The house at 1620 Duke University Road, owned by Jan Katherine Smith and her husband, has been abandoned for at least a decade now. These are baffling situations that I still can't really grasp - I contacted the owner a few times about 6 years ago about whether she and her husband would sell the house through HPSD, and she stated that they were "going to fix it up." I wrote up information about renovation and financial assistance programs and sent it to them. Multiple people have contacted me about wanting to buy this house to fix it up, and come away from the conversation self-assured that they would be the person to convince the owner to sell the house. They have failed.
I simply have trouble understanding the motivation to pay property taxes and periodically cut the lawn/rake leaves on an abandoned house for ten years. It is clear that the owners have no intention to fix up the property, despite what they may say. They also seem to have no intention of selling the house.
This the crux of the problem with our legal/policy remedies for this problem. This abandoned house exacts costs from its neighbors - the houses on Swift, the converting-to-condos building next door, and the entire West End. In a very prominent spot, it is the gateway of decay as one enters the West End from Duke territory to the west.
What policy remedy do we have? If we call 'Neigborhood Improvement Services' about the house, the result is demolition. But the house isn't the problem - there are plenty of people out there willing to invest the money to renovate this structure, which still has great detail/massing. It is also a very difficult lot to build a new structure on.
The problem is the owners, who do not pay the costs they inflict on the neighborhood. The people at NIS are too bull-headed to consider more creative solutions to this problem.
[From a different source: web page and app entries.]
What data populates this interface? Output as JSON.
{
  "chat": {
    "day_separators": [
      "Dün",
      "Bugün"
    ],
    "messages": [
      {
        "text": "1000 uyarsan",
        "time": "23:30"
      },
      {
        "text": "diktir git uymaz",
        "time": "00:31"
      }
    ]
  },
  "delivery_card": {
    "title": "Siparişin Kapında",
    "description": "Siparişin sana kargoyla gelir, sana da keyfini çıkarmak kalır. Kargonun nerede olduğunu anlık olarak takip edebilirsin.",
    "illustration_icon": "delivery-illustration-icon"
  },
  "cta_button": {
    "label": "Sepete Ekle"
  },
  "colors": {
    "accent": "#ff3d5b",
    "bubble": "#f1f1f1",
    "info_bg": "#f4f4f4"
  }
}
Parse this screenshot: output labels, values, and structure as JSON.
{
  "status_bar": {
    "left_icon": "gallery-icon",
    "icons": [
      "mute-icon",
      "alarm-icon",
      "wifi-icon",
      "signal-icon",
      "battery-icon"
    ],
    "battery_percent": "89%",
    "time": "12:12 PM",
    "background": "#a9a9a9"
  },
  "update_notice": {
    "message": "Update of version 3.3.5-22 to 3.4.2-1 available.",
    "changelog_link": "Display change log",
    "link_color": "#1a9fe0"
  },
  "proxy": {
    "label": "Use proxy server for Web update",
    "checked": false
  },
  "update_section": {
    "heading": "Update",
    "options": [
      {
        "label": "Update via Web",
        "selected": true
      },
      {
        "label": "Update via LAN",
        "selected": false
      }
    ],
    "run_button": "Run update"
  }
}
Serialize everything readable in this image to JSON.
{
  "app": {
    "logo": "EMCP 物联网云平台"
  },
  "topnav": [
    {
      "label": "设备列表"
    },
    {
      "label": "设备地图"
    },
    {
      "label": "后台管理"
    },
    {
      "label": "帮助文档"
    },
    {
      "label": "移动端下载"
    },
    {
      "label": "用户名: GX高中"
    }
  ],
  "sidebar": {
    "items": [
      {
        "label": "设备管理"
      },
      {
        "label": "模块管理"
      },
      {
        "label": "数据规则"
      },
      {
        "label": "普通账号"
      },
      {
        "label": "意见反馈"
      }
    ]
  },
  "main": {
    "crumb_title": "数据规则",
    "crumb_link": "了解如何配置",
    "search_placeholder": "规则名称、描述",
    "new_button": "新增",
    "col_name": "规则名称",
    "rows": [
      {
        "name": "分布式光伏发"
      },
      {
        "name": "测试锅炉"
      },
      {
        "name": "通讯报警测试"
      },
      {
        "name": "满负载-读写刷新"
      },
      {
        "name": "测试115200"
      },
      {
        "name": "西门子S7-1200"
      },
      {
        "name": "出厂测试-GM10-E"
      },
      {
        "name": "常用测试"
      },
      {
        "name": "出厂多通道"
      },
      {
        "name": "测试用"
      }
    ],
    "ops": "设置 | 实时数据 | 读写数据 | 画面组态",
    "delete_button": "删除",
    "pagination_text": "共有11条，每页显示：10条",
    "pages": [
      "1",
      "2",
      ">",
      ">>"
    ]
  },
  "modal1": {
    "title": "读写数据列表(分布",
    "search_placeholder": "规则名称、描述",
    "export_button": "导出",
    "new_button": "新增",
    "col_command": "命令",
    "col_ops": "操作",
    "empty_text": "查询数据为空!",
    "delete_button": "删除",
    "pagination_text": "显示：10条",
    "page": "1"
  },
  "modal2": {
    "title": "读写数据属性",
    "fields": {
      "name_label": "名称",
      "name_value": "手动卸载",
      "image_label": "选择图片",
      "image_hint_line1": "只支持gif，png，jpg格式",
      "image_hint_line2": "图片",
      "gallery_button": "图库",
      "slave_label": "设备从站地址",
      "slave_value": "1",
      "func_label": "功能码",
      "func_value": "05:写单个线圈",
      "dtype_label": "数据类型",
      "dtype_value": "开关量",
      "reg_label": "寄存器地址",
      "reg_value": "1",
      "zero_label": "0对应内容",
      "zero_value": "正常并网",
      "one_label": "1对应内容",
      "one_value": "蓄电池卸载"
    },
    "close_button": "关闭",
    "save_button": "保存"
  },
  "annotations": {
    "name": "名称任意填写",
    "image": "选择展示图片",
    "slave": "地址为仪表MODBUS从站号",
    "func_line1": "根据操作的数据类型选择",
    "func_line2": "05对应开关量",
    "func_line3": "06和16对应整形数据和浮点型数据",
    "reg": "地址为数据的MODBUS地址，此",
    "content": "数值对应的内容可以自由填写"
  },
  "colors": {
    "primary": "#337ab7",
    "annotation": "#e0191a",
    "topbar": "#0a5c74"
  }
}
The policy model that most interests me is vacant property receivership. While the full details would require a long explanation, the crux of the model is that the courts appoint a receiver to assume partial control of a property for the purpose of repairing the property/code violation(s). The receiver can then place first-priority liens on the property for the cost of nuisance-abatement. If the owner pays off the liens, then the owner retains the property, and the community's costs have been abated. If the owner refuses, the receiver can apply to the courts to foreclose on the property for recoup the cost of the repair.
It's more complicated than that, and typically includes provisions for dealing with economic hardship, stipulations about who can be a receiver, specific aims of foreclosure (whether housing foreclosed upon has first priority for affordable housing), etc.
You can read in more detail here. (You'll need to scroll down - but you can also note on this excellent website how un-creative and backward Durham is in dealing with this issue in comparison with other cities.) We would need state-enabling legislation to create receivership; about 20 states grant their municipalities this power. It has been used quite successfully in many cities with vacant property problems - Boston, Philadelphia, St. Louis, Baltimore, and others.)
What would make everyone happy would be to see the house at 1620 Duke University Road renovated and occupied. Why don't we go about creating policy to reach that goal instead of our currrent policy, wherein everyone loses?
This house finally was released from the grip of its previous neglectful owner, and has been completely renovated.
(Below in italics is from the 2010 National Register listing; not verified for accuracy by this author.)
This one-story hip-roofed house is three-bays wide and triple pile with a projecting bay on the left side of the façade. A full-width, hip-roofed ell extends across the rear, projecting from the main hip slightly on each side. A low, hip-roofed addition (likely an enclosed porch) exists behind this, across the rear of the house. The house has a hip-roofed front porch across the façade that wraps around the right side of the house, terminating in the cross-hipped block at the rear. The porch is supported by replacement, grouped posts on painted brick piers. The front door is a single-pane over three-panel front door with matching sidelight. The house is covered with wood weatherboards and has two interior corbelled brick chimneys and one- over-one wood windows. Windows on the enclosed rear porch are a combination of one-over- one, six-over-six, and nine-over-one wood windows. The house stands on a hill above Duke University Road, facing Maplewood Cemetery across the street, and has a high concrete retaining wall and concrete stair along the road. Tax records date the house to 1912, but it does not appear in city directories until 1925, with the address of 1520 West Chapel Hill, when it was occupied by Royal W. and Nettie G. Smith. Smith owned the Royal W. Smith Company, a furniture and home furnishings company in the 100-block of West Chapel Hill Street; the company employed a number of neighborhood residents.
Garage, c. 1925 – One-story, front-gabled, frame garage with shed-roofed addition on the right side. The garage has molded wood weatherboards, an asphalt-shingled roof, a plywood door on the east elevation, and a one-over-one vinyl window on the north elevation. The garage faces Swan Street.